A scientist studying the spate of earthquakes that struck Columbia said yesterday that the shocks are probably trailing off.
"Most likely this is a waning event," said Leonardo Seeber, a research associate at Columbia University's Lamont-Doherty Earth Observatory in Palisades, N.Y. "It's in its disappearing phase."
Based on seismometer readings of small quakes that occurred Tuesday and Wednesday, Mr. Seeber and another Lamont-Doherty seismologist, John G. Armbruster, think they are close to pinning down the source of the recent shocks.
They probably originated about three-quarters of a mile northwest of the intersection of Route 32 and U.S. 29, in the Clemens Crossing neighborhood, Mr. Seeber said.
He said the fracture, or fault, causing the earthquakes is shallow by geologic standards -- about 1,300 feet to 1.2 miles underground.
Earlier reports from the United States Geological Survey estimated the depth of the quakes at 3 miles.
The shallow fault, Mr. Seeber said, explains why residents of Columbia reported feeling tiny shocks in the 1.0 to 2.0 range. Such quakes normally go unnoticed when they occur deep in the ground.
The scientist said the series of shocks may have begun before March 10, when the first one was recorded. Several residents reported feeling earlier ground movement, he said, and they "sound like good reports."
Measurements with Lamont-Doherty's network of seven seismometers have been consistent with his "working hypotheses" that the recent quakes come from a fault linked to an enormous igneous dike, Mr. Seeber said.
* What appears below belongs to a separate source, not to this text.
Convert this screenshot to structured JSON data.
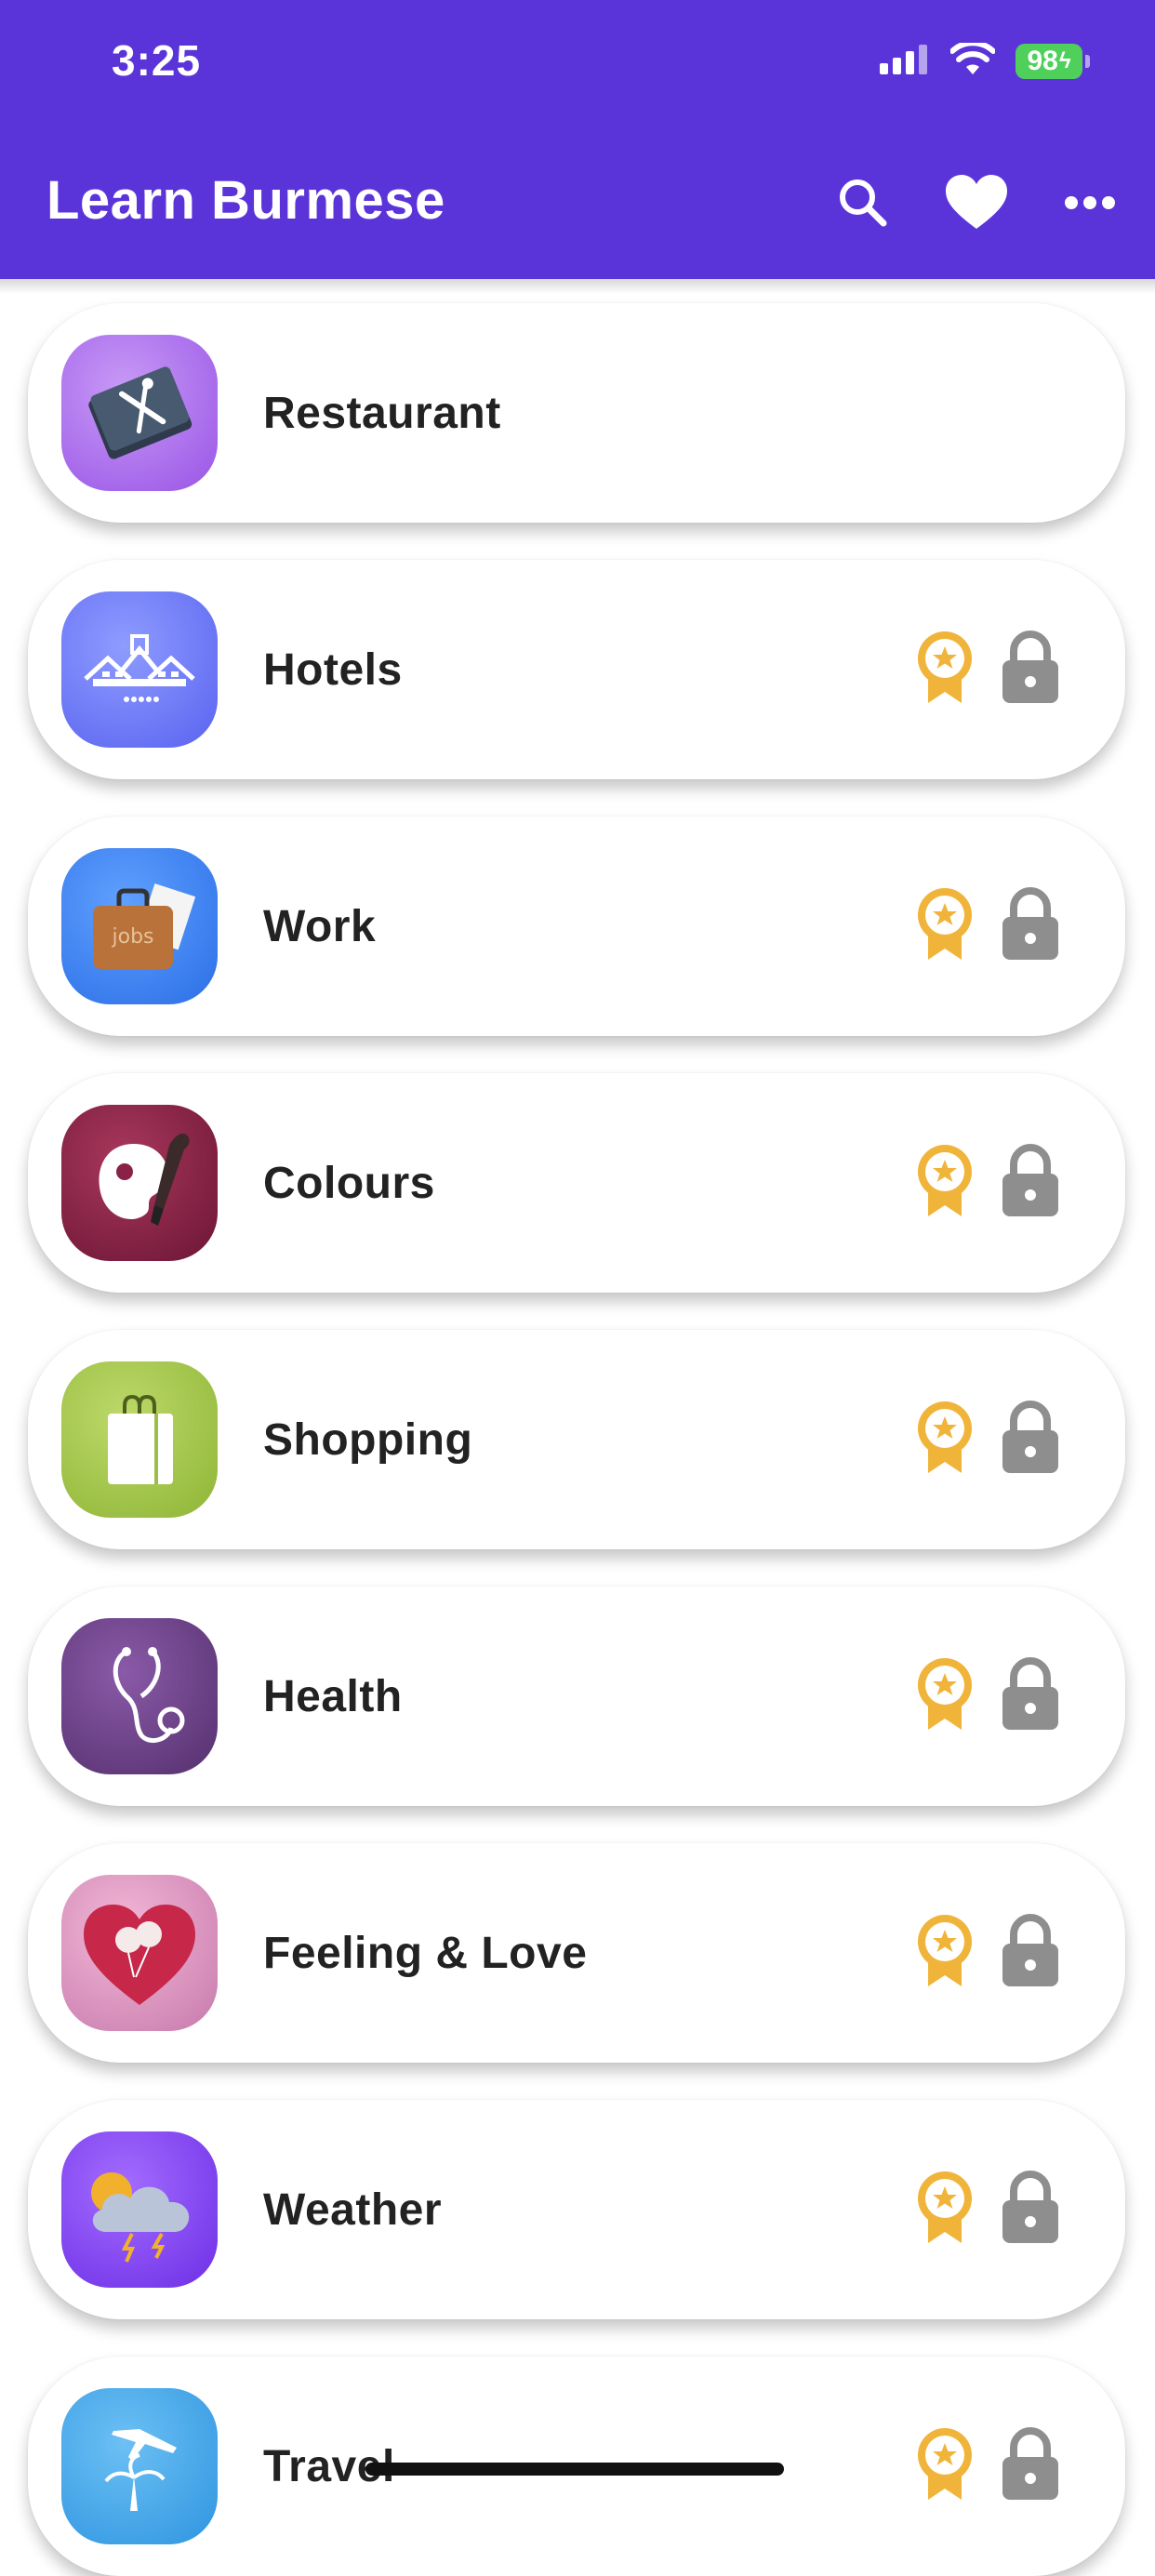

The feature is a long, narrow ridge of rock that formed after molten material forced its way up through cracks in the surrounding crust 170 million years ago, when the Atlantic Ocean was opening as the continents drifted apart.
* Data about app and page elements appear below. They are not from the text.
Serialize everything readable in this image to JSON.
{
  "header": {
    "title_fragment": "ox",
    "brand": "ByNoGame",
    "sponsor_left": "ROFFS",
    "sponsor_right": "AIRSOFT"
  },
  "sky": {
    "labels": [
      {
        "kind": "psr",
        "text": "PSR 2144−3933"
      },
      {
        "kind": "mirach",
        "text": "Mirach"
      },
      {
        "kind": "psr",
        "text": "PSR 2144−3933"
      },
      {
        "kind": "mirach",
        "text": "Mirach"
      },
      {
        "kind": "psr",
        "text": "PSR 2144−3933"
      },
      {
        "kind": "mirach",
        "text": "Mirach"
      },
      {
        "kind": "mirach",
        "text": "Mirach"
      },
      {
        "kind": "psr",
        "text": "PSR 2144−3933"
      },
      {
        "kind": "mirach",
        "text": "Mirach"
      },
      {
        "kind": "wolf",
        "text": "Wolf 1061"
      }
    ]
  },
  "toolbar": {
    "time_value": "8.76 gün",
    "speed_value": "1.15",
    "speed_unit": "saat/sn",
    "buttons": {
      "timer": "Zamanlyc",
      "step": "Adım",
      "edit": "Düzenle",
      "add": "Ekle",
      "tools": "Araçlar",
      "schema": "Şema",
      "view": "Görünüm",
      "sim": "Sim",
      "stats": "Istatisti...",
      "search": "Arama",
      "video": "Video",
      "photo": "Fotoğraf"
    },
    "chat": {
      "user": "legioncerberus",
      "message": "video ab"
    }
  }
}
The underground ridge, he said, probably extends to near Lancaster, Pa. It is thought to be the source of an earthquake there on Easter Sunday 1984, which registered 4.1 on the Richter scale.
Mr. Seeber said that the Columbia area could now return to its seismic slumber "for 100 years." But no one can be sure.
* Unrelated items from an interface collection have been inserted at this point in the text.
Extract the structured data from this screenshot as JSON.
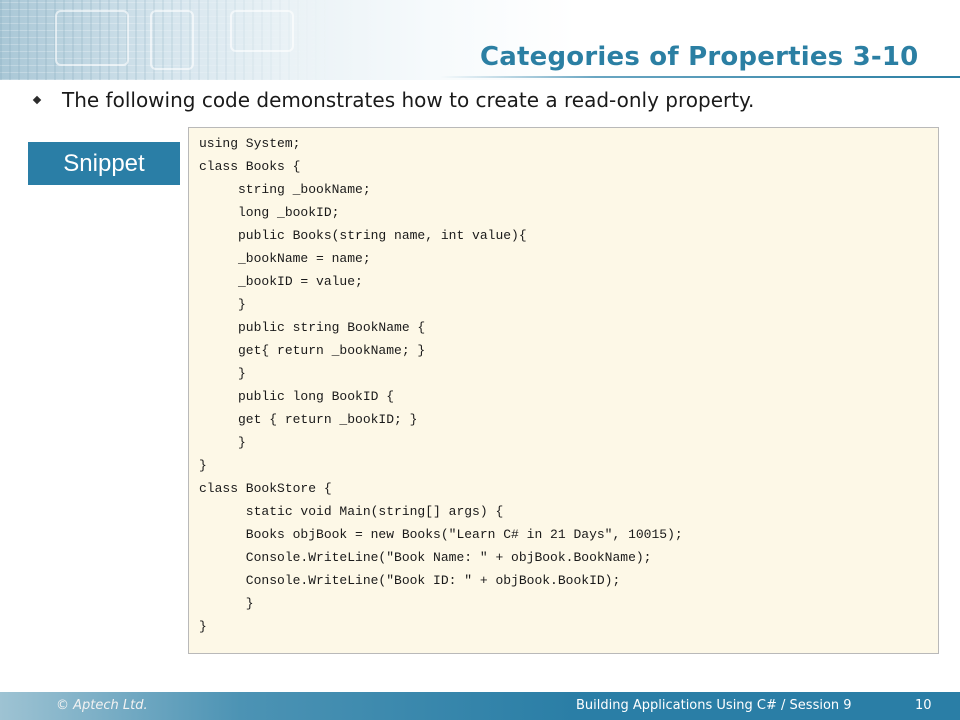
{
  "slide": {
    "title": "Categories of Properties 3-10",
    "bullet": "The following code demonstrates how to create a read-only property.",
    "snippet_label": "Snippet"
  },
  "code": {
    "lines": [
      "using System;",
      "class Books {",
      "     string _bookName;",
      "     long _bookID;",
      "     public Books(string name, int value){",
      "     _bookName = name;",
      "     _bookID = value;",
      "     }",
      "     public string BookName {",
      "     get{ return _bookName; }",
      "     }",
      "     public long BookID {",
      "     get { return _bookID; }",
      "     }",
      "}",
      "class BookStore {",
      "      static void Main(string[] args) {",
      "      Books objBook = new Books(\"Learn C# in 21 Days\", 10015);",
      "      Console.WriteLine(\"Book Name: \" + objBook.BookName);",
      "      Console.WriteLine(\"Book ID: \" + objBook.BookID);",
      "      }",
      "}"
    ]
  },
  "footer": {
    "copyright": "© Aptech Ltd.",
    "session": "Building Applications Using C# / Session 9",
    "page": "10"
  },
  "icons": {
    "bullet": "diamond-bullet-icon"
  },
  "colors": {
    "accent": "#2a7ea6",
    "title": "#2b7fa3",
    "code_bg": "#fdf8e7"
  }
}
The series of earthquakes has also raised, slightly, the odds that a stronger earthquake might occur.
Before, he said, the risk was "very, very, very low. Now it's just very low."